The Franklin County Coroner’s Office is an independent agency that investigates and certifies the cause and manner of death of persons who die within the county under circumstances that are sudden, unexpected, unnatural, suspicious or violent as designated in the Ohio Revised Code 313.12.
The coroner is a licensed physician who has been elected to serve a 4-year term. The elected coroner is responsible for the unbiased, independent formal report and verdict on all deaths that fall under the coroner’s jurisdiction.

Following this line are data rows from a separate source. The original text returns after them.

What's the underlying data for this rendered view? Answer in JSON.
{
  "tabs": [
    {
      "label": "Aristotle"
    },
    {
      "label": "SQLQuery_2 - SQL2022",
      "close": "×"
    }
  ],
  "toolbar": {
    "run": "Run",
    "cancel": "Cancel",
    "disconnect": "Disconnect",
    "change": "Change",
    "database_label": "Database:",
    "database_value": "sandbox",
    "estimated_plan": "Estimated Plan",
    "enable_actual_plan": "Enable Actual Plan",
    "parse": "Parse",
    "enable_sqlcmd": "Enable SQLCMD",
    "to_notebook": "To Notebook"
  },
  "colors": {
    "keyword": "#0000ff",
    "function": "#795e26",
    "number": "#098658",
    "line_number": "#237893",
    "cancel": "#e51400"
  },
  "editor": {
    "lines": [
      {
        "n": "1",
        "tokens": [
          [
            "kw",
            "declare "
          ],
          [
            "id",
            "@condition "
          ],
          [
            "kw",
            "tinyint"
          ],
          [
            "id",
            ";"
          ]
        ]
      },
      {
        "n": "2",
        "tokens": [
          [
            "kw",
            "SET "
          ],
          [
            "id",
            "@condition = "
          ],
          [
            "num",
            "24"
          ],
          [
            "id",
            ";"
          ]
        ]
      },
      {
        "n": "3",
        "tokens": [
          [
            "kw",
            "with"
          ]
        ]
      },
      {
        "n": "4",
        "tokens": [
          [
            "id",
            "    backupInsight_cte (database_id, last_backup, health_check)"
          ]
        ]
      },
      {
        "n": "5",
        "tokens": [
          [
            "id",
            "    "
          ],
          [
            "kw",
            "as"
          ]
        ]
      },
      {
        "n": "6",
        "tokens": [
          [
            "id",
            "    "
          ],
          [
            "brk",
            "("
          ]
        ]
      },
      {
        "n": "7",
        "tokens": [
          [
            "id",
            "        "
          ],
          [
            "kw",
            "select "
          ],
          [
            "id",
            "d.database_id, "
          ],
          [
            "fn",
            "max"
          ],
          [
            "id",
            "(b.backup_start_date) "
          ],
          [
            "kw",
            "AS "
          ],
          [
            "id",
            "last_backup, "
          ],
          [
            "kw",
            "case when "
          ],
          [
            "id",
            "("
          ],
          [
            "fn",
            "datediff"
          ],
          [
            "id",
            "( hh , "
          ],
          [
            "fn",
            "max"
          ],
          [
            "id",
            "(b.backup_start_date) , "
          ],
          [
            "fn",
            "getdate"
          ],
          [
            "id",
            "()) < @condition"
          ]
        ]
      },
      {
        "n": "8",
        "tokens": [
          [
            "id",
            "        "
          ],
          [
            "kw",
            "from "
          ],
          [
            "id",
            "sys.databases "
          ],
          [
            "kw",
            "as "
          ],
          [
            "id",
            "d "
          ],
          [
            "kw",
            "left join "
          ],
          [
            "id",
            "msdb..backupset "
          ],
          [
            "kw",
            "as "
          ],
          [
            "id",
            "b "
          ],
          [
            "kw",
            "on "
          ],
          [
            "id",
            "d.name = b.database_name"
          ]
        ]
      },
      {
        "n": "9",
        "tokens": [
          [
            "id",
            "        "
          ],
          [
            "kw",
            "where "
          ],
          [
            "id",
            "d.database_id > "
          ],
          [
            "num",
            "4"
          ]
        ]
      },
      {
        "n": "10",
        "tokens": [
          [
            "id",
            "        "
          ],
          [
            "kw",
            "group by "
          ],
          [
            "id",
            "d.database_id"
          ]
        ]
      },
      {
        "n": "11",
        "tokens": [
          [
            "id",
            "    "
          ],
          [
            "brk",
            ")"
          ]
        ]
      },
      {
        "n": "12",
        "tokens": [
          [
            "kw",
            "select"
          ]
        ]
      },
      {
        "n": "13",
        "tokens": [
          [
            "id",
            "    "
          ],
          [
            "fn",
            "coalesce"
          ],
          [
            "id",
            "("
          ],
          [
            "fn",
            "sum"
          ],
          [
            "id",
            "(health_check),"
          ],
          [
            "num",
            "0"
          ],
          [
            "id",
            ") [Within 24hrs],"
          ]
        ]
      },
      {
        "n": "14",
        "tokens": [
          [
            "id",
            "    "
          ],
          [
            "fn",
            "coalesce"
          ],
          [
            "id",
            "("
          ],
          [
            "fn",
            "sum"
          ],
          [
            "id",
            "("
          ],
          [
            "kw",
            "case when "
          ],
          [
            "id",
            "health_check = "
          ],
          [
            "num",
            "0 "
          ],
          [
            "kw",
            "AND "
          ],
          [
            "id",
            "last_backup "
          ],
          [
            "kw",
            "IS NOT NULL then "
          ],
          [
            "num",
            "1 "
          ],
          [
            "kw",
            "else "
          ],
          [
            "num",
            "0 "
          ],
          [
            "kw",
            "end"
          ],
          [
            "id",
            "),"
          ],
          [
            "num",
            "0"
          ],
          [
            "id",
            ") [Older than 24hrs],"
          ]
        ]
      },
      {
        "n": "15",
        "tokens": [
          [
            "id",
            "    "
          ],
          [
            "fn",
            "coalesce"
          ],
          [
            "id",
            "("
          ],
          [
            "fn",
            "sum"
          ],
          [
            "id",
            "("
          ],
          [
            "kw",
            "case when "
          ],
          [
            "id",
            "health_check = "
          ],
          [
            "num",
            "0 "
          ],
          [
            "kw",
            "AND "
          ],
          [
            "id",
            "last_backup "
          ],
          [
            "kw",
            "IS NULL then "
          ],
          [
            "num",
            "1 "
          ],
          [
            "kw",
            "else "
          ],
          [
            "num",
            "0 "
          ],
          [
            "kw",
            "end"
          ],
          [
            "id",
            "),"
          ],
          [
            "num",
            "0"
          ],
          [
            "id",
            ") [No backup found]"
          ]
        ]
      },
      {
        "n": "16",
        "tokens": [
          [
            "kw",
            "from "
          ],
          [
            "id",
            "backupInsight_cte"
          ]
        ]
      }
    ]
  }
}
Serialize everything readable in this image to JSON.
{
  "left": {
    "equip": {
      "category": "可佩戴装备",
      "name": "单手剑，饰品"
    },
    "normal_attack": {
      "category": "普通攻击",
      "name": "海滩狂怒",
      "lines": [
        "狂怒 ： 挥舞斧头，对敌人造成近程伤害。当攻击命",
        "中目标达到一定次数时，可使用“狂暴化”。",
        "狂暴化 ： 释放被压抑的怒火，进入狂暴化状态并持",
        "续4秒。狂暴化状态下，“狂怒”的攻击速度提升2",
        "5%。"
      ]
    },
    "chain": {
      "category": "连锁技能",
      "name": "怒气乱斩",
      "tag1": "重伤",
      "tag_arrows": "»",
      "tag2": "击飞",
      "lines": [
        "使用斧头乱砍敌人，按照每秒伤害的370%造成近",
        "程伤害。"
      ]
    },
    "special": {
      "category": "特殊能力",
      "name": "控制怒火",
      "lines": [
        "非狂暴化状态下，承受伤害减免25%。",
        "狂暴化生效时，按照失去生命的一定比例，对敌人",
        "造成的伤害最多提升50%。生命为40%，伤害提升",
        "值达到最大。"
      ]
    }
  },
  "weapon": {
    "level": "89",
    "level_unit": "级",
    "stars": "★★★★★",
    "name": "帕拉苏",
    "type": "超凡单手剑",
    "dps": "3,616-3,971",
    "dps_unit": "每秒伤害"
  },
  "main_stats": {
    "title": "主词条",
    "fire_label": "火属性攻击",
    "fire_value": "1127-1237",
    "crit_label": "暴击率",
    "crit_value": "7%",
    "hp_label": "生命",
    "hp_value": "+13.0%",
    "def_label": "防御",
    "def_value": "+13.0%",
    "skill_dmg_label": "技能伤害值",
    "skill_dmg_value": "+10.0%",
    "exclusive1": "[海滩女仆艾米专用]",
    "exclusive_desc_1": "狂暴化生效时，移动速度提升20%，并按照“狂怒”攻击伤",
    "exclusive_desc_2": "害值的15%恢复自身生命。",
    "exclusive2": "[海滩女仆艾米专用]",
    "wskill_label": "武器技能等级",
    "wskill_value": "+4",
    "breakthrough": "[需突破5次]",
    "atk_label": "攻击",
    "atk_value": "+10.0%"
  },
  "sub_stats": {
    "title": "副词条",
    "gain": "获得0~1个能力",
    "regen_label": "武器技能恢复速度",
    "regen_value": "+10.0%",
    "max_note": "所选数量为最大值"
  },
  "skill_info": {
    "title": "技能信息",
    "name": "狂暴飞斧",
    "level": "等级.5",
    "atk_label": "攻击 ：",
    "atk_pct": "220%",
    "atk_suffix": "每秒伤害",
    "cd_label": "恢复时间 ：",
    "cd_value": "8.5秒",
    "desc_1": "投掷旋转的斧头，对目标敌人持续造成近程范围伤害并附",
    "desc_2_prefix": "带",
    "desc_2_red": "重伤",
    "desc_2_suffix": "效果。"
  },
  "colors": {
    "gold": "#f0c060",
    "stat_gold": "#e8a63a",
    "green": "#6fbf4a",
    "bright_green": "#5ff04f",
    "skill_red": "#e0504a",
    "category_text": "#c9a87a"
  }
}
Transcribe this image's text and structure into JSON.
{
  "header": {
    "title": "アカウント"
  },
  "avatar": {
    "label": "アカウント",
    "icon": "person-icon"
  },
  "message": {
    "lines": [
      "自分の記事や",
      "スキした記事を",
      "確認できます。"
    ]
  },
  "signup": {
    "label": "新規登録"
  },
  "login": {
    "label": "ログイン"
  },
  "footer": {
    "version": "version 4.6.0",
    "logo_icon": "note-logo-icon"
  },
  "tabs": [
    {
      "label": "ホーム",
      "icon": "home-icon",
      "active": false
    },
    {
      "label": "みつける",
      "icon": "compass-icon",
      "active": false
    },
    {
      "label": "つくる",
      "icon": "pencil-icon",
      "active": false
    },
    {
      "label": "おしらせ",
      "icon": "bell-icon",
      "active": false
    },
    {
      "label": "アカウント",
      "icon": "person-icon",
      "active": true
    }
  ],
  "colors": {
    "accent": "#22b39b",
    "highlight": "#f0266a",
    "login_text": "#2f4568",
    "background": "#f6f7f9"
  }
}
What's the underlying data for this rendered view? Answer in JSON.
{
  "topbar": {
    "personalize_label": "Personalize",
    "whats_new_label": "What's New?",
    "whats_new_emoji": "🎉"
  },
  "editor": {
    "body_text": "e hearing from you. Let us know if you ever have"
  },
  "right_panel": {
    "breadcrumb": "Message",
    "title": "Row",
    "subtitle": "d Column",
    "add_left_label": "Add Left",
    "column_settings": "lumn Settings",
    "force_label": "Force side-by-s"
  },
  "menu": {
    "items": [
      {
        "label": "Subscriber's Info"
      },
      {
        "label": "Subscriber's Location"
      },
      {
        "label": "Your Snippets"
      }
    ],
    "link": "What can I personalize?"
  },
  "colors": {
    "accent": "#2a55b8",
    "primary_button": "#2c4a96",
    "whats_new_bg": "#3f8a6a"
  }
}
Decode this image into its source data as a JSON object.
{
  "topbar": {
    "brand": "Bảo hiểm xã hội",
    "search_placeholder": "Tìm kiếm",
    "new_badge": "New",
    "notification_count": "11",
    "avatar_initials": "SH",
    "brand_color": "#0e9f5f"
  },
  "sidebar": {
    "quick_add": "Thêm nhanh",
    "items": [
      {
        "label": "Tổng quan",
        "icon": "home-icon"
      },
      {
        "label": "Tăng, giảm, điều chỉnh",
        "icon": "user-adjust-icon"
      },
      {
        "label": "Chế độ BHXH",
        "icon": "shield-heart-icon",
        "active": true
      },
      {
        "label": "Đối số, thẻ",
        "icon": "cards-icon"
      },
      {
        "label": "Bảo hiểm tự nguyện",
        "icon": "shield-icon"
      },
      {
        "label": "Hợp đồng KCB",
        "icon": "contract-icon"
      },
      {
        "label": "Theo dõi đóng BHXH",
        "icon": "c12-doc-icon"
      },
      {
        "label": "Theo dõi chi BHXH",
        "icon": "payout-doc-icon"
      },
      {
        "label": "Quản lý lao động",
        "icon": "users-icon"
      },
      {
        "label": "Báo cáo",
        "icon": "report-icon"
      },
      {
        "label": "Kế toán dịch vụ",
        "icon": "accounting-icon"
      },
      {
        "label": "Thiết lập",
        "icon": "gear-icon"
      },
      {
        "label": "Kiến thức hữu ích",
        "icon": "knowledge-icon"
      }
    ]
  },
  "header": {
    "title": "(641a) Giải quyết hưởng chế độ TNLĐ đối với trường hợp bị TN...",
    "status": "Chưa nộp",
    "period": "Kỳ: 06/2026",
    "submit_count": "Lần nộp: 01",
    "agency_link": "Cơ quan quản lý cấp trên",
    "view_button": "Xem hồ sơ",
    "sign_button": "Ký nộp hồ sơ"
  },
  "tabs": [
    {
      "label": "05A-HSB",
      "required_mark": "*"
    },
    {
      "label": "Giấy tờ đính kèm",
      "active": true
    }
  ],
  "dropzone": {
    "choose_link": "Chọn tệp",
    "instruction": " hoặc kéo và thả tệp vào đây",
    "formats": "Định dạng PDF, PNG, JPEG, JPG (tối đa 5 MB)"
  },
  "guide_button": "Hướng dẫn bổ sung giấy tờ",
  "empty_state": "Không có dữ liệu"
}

Only those deaths defined in the “coroner’s statute”, Ohio Revised Code 313.12, are mandated to be investigated by the coroner. The coroner will obtain information about the decedent’s health and recent activities to gain insight into the circumstances surrounding the death to assist in assigning a cause of death. In some cases, an autopsy may be necessary to evaluate and determine the cause and manner of death. This procedure is generally performed by a pathologist. The cause of death is the disease or injury responsible for the person’s death. The manner of death describes the circumstances surrounding the death, such as suicide, homicide, accident, natural, or undetermined. In Ohio, the coroner is the only physician who can certify deaths that are not due to natural disease.
The coroner has jurisdiction over the body and all items in the immediate vicinity of the death scene. The coroner is responsible for proper identification of the deceased, to ensure that next of kin are notified in a proper and timely fashion, for the proper release of personal effects back to families, and for the proper release of information to the public. The coroner helps to identify new or ongoing threats to public safety.